Interactive 4D Overview and Detail Visualization in Augmented Reality

Interactive 4D Overview and Detail Visualization in Augmented Reality


Overview and Detail

Scene overview

Object time overview

Object detail


Focus and Context

Figure 2: 4D visualization concept. Multiple level of detail allow to explore time-oriented data in an Augmented Reality visualization. The highest

level of abstraction provides just enough information to provide an overview of the data in relation to the objects in the AR environment. The

second level of abstraction presents traditional time-oriented visualizations registered in AR to enable an effective analysis of time-oriented data.

Its registration in AR additionally provides information about its relation to real world structure. The third level provides structural detail of the

object of interest for a selected point in time and 3D space. To allow to first study the data in a higher level of abstraction before analyzing it in

more detail we interactively combine all level using overview + detail and focus + context techniques.

ceptual issues such as change blindness. Therefore, it is not enough

to use a time slider to browse through complex data sets, which include

a high number of changes in-between the different instances

(see Figure 1, Left and Middle). In addition, even when focusing

on a few variations between multiple versions, it is mentally more

challenging to keep track of them over time.

In consequence, we analyze time-oriented data within a single

view. However, simply blending 3D structure of multiple points in

time into the same 3D space may heavily suffer from occlusions and

clutter (Figure 1, Right). A simple blending results in visualizations

that are not comprehensible.
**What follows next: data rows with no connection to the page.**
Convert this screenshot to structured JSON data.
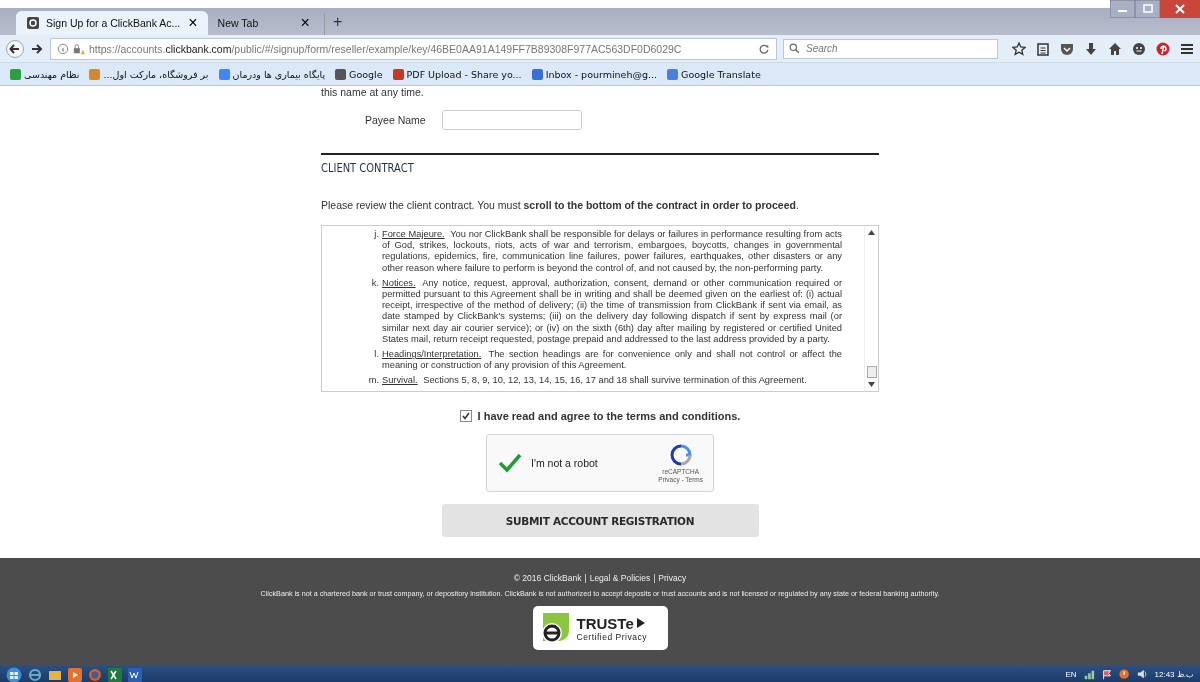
{
  "browser": {
    "tabs": [
      {
        "title": "Sign Up for a ClickBank Ac...",
        "selected": true,
        "close": "×"
      },
      {
        "title": "New Tab",
        "selected": false,
        "close": "×"
      }
    ],
    "new_tab": "+",
    "address": "https://accounts.**clickbank.com**/public/#/signup/form/reseller/example/key/46BE0AA91A149FF7B89308F977AC563DF0D6029C",
    "search": {
      "placeholder": "Search"
    },
    "bookmarks": [
      {
        "label": "نظام مهندسی",
        "color": "#2e9e3e"
      },
      {
        "label": "بر فروشگاه، مارکت اول...",
        "color": "#d48a2a"
      },
      {
        "label": "پایگاه بیماری ها ودرمان",
        "color": "#4285f4"
      },
      {
        "label": "Google",
        "color": "#555555"
      },
      {
        "label": "PDF Upload - Share yo...",
        "color": "#c23b22"
      },
      {
        "label": "Inbox - pourmineh@g...",
        "color": "#3b6fd8"
      },
      {
        "label": "Google Translate",
        "color": "#4a7fe0"
      }
    ]
  },
  "page": {
    "intro_tail": "this name at any time.",
    "payee": {
      "label": "Payee Name"
    },
    "section_title": "CLIENT CONTRACT",
    "instruction": "Please review the client contract. You must **scroll to the bottom of the contract in order to proceed**.",
    "contract": [
      {
        "letter": "j.",
        "heading": "Force Majeure.",
        "text": "You nor ClickBank shall be responsible for delays or failures in performance resulting from acts of God, strikes, lockouts, riots, acts of war and terrorism, embargoes, boycotts, changes in governmental regulations, epidemics, fire, communication line failures, power failures, earthquakes, other disasters or any other reason where failure to perform is beyond the control of, and not caused by, the non-performing party."
      },
      {
        "letter": "k.",
        "heading": "Notices.",
        "text": "Any notice, request, approval, authorization, consent, demand or other communication required or permitted pursuant to this Agreement shall be in writing and shall be deemed given on the earliest of: (i) actual receipt, irrespective of the method of delivery; (ii) the time of transmission from ClickBank if sent via email, as date stamped by ClickBank's systems; (iii) on the delivery day following dispatch if sent by express mail (or similar next day air courier service); or (iv) on the sixth (6th) day after mailing by registered or certified United States mail, return receipt requested, postage prepaid and addressed to the last address provided by a party."
      },
      {
        "letter": "l.",
        "heading": "Headings/Interpretation.",
        "text": "The section headings are for convenience only and shall not control or affect the meaning or construction of any provision of this Agreement."
      },
      {
        "letter": "m.",
        "heading": "Survival.",
        "text": "Sections 5, 8, 9, 10, 12, 13, 14, 15, 16, 17 and 18 shall survive termination of this Agreement."
      }
    ],
    "agree": {
      "label": "I have read and agree to the terms and conditions.",
      "checked": true
    },
    "captcha": {
      "label": "I'm not a robot",
      "checked": true,
      "brand": "reCAPTCHA",
      "links": "Privacy - Terms"
    },
    "submit": "SUBMIT ACCOUNT REGISTRATION"
  },
  "footer": {
    "links": [
      "© 2016 ClickBank",
      "Legal & Policies",
      "Privacy"
    ],
    "separator": "|",
    "disclaimer": "ClickBank is not a chartered bank or trust company, or depository institution. ClickBank is not authorized to accept deposits or trust accounts and is not licensed or regulated by any state or federal banking authority.",
    "badge": {
      "name": "TRUSTe",
      "tagline": "Certified Privacy"
    }
  },
  "taskbar": {
    "language": "EN",
    "clock": "12:43 ب.ظ"
  }
}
Furthermore, using such an overlay

occludes a large part of the contextual information.

To support effective ways of studying the development of 3D

structure over multiple points in time, we have to simplify the visualization.

Therefore, we abstract the presentation of individual

parts both in space and time. The general idea of the interactive 4D

overview and detail visualization is to provide three visualization

levels varying in their level of detail. To clarify the description of

these visualization levels, we group the virtual content presented in

the visualization in the following way: (1) The Scene describes all

virtual objects of interest in the visualization. In Figure 2 the scene

is the set of walls of the white building. (2) The Object describes

one object of interest in general. For instance, in Figure 2 an object

is one of the walls of the white building. The object itself can be

represented by rendering an abstract visualization of a certain characteristic

of this object, an overview of multiple points in time or

by rendering the object in detail for a selected point in time. (3)

The Object Detail refers to the actual geometry and appearance of

one object at a selected point in time (Figure 2 Bottom). The visualization

levels are based on this content grouping and display

the virtual content on different scales. They show information on a

scene overview scale, on an object time overview scale and on an

object detail scale:

• L0: Scene overview level

• L1: Object time overview level

• L2: Object detail level

The first visualization level L0 represents abstract information

for individual objects through aggregating time-oriented attributes

per object. These attributes may include information such as completion

or progress and will be represented with a per-object visualization

such as a color coding. While the first level allows for

global filtering of information, the second level L1 presents information

about the variation in time of an attribute, in relation to the

object’s geometry. For example, the evolution of an object’s degree

of completion can be analyzed in more detail through color coding

parts of the 3D object, contour diagrams or simple charts which are

registered in 3D space. The third visualization level L2 uses the

highest degree of detail by presenting a complete 3D rendering of

the objects at a different points in time. By augmenting the scene

with geometry from previous points in time, the user is able to travel

through time and inspect 3D structure in detail, even in relation to

the real world environment of his current point in time. His travel

depends on his prior analysis of a higher level of abstraction, which

allows for more effective comparison of multiple points in time in

single view than detailed renderings of complex 3D structures.

Each visualization level is a detailed view of the higher visualization

level. Transition techniques such as overview & detail and

focus & context allow to move between the different visualization

level and to relate them to each other. We first discuss each level of

abstraction in detail before we describe how we move from one to

the other.

3.1 4D Visualization Level

In the following we describe the levels in detail.

L0: Scene overview level Since 4D data is usually rather

complex, it is hard to explore and visualize such data. Particularly,

in on-site scenarios, users should find interesting objects quickly

despite being limited to a small screen size. Therefore it is important

that a visualization technique provides a good overview of

the scene and guides the user to conspicuous objects. Abstract visualization

that show summary information without any detail can

support user in finding these objects.

Golparvar-Fard et al. [8] used color coding on a per object-basis

to visualize different measurements for a complete construction site

such as completion and progress, criticality or cost in a Mixed Reality

visualization. In their work they show registered color coded

BIM models over a previous captured camera image of a construc-

More magazines by this user
Similar magazines